Frequently asked questions

    • There are a lot of variables to consider when choosing the best car insurance company. Every company uses specific rate factors to determine the cost of your car insurance, including what kind of car you drive, your location, your driving history and, in most states, your age, credit history and gender. Creating a list of car insurance companies that meet your needs and comparing quotes from each could help you find the best car insurance company for your circumstances.
    • Yes, it is, but no-fault coverage is often misunderstood. No-fault only refers to personal injury protection, called First Party Benefits (or FSB) in Pennsylvania. This coverage is required and means that your policy will initially pay for your medical costs, and those of your passengers, regardless of who was at fault in an accident and up to your policy limits. FSB also pays for lost wages and costs for household services you can’t perform while injured. However, you are always responsible for the property damage you cause in accidents. Additionally, you may still be liable for the bodily injury you cause, although Pennsylvania has various tort options that limit a not-at-fault drivers’ ability to sue.
    • In addition to your personal rating factors, your location affects your car insurance premium. Philadelphia is the most densely populated city in Pennsylvania; as a result, there might be a greater risk of car accidents and vandalism than in other cities in the state — which might be a reason for higher-than-average auto insurance rates.
    • Bankrate utilizes Quadrant Information Services to analyze 2022 rates for all ZIP codes and carriers in all 50 states and Washington, D.C. Rates are weighted based on the population density in each geographic region. Quoted rates are based on a 40-year-old male and female driver with a clean driving record, good credit and the following full coverage limits:
      • $100,000 bodily injury liability per person
      • $300,000 bodily injury liability per accident
      • $50,000 property damage liability per accident
      • $100,000 uninsured motorist bodily injury per person
      • $300,000 uninsured motorist bodily injury per accident
      • $500 collision deductible
      • $500 comprehensive deductible

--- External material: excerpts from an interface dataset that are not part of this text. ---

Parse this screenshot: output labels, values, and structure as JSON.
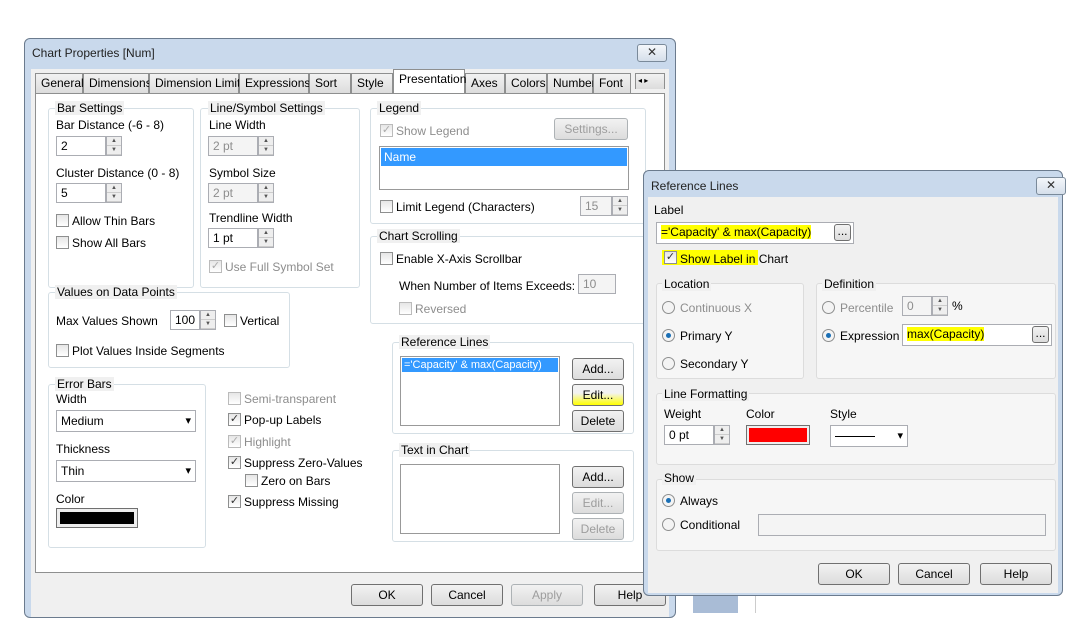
{
  "main": {
    "title": "Chart Properties [Num]",
    "tabs": [
      "General",
      "Dimensions",
      "Dimension Limits",
      "Expressions",
      "Sort",
      "Style",
      "Presentation",
      "Axes",
      "Colors",
      "Number",
      "Font"
    ],
    "active_tab": "Presentation",
    "bar_settings": {
      "title": "Bar Settings",
      "bar_distance_label": "Bar Distance (-6 - 8)",
      "bar_distance": "2",
      "cluster_distance_label": "Cluster Distance (0 - 8)",
      "cluster_distance": "5",
      "allow_thin": "Allow Thin Bars",
      "show_all": "Show All Bars"
    },
    "line_symbol": {
      "title": "Line/Symbol Settings",
      "line_width_label": "Line Width",
      "line_width": "2 pt",
      "symbol_size_label": "Symbol Size",
      "symbol_size": "2 pt",
      "trendline_label": "Trendline Width",
      "trendline": "1 pt",
      "full_symbol": "Use Full Symbol Set"
    },
    "legend": {
      "title": "Legend",
      "show": "Show Legend",
      "settings": "Settings...",
      "items": [
        "Name"
      ],
      "limit": "Limit Legend (Characters)",
      "limit_value": "15"
    },
    "scrolling": {
      "title": "Chart Scrolling",
      "enable": "Enable X-Axis Scrollbar",
      "when": "When Number of Items Exceeds:",
      "value": "10",
      "reversed": "Reversed"
    },
    "values": {
      "title": "Values on Data Points",
      "max_label": "Max Values Shown",
      "max": "100",
      "vertical": "Vertical",
      "inside": "Plot Values Inside Segments"
    },
    "error_bars": {
      "title": "Error Bars",
      "width_label": "Width",
      "width": "Medium",
      "thickness_label": "Thickness",
      "thickness": "Thin",
      "color_label": "Color",
      "color": "#000000"
    },
    "options": {
      "semi": "Semi-transparent",
      "popup": "Pop-up Labels",
      "highlight": "Highlight",
      "suppress_zero": "Suppress Zero-Values",
      "zero_bars": "Zero on Bars",
      "suppress_missing": "Suppress Missing"
    },
    "ref_lines": {
      "title": "Reference Lines",
      "items": [
        "='Capacity' & max(Capacity)"
      ],
      "add": "Add...",
      "edit": "Edit...",
      "delete": "Delete"
    },
    "text_in_chart": {
      "title": "Text in Chart",
      "add": "Add...",
      "edit": "Edit...",
      "delete": "Delete"
    },
    "buttons": {
      "ok": "OK",
      "cancel": "Cancel",
      "apply": "Apply",
      "help": "Help"
    }
  },
  "ref": {
    "title": "Reference Lines",
    "label_title": "Label",
    "label_value": "='Capacity' & max(Capacity)",
    "browse": "...",
    "show_label": "Show Label in Chart",
    "location": {
      "title": "Location",
      "continuous": "Continuous X",
      "primary": "Primary Y",
      "secondary": "Secondary Y"
    },
    "definition": {
      "title": "Definition",
      "percentile": "Percentile",
      "percentile_value": "0",
      "percent": "%",
      "expression": "Expression",
      "expression_value": "max(Capacity)"
    },
    "formatting": {
      "title": "Line Formatting",
      "weight_label": "Weight",
      "weight": "0 pt",
      "color_label": "Color",
      "color": "#ff0000",
      "style_label": "Style"
    },
    "show": {
      "title": "Show",
      "always": "Always",
      "conditional": "Conditional"
    },
    "buttons": {
      "ok": "OK",
      "cancel": "Cancel",
      "help": "Help"
    }
  }
}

      To determine minimum coverage limits, Bankrate used minimum coverage that meets each state’s requirements. Our base profile drivers own a 2020 Toyota Camry, commute five days a week and drive 12,000 miles annually.

      These are sample rates and should only be used for comparative purposes.

    • Our 2023 Bankrate Score considers variables our insurance editorial team determined impacts policyholders’ experiences with an insurance company. These rating factors include a robust assessment of each company’s product availability, financial strength ratings, online capabilities and customer and claims support accessibility. Each factor was added to a category, and these categories were weighted in a tiered approach to analyze how companies perform in key customer-impacting categories.

      Like our previous Bankrate Scores, each category was assigned a metric to determine performance, and the weighted sum adds up to a company’s total Bankrate Score — out of 5 points. This year, our 2023 scoring model provides a more comprehensive view, indicating when companies excel across several key areas and better highlighting where they fall short.

      • Tier 1 (Cost & ratings): To determine how well auto and home insurance companies satisfy these priorities, 2023 quoted premiums from Quadrant Information Services (if available), as well as any of the latest third-party agency ratings from J.D. Power, AM Best and the NAIC, were analyzed.
      • Tier 2 (Coverage & savings): We assessed companies’ coverage options and availability to help policyholders find a provider that balances cost with coverage. Additionally, we evaluated each company’s discount options listed on its website.
      • Tier 3 (Support): To encompass the many ways a home insurance company can support policyholders, we analyzed avenues of customer accessibility along with community support. This analysis incorporated additional financial strength ratings from S&P and Moody’s and factored a company’s corporate sustainability efforts.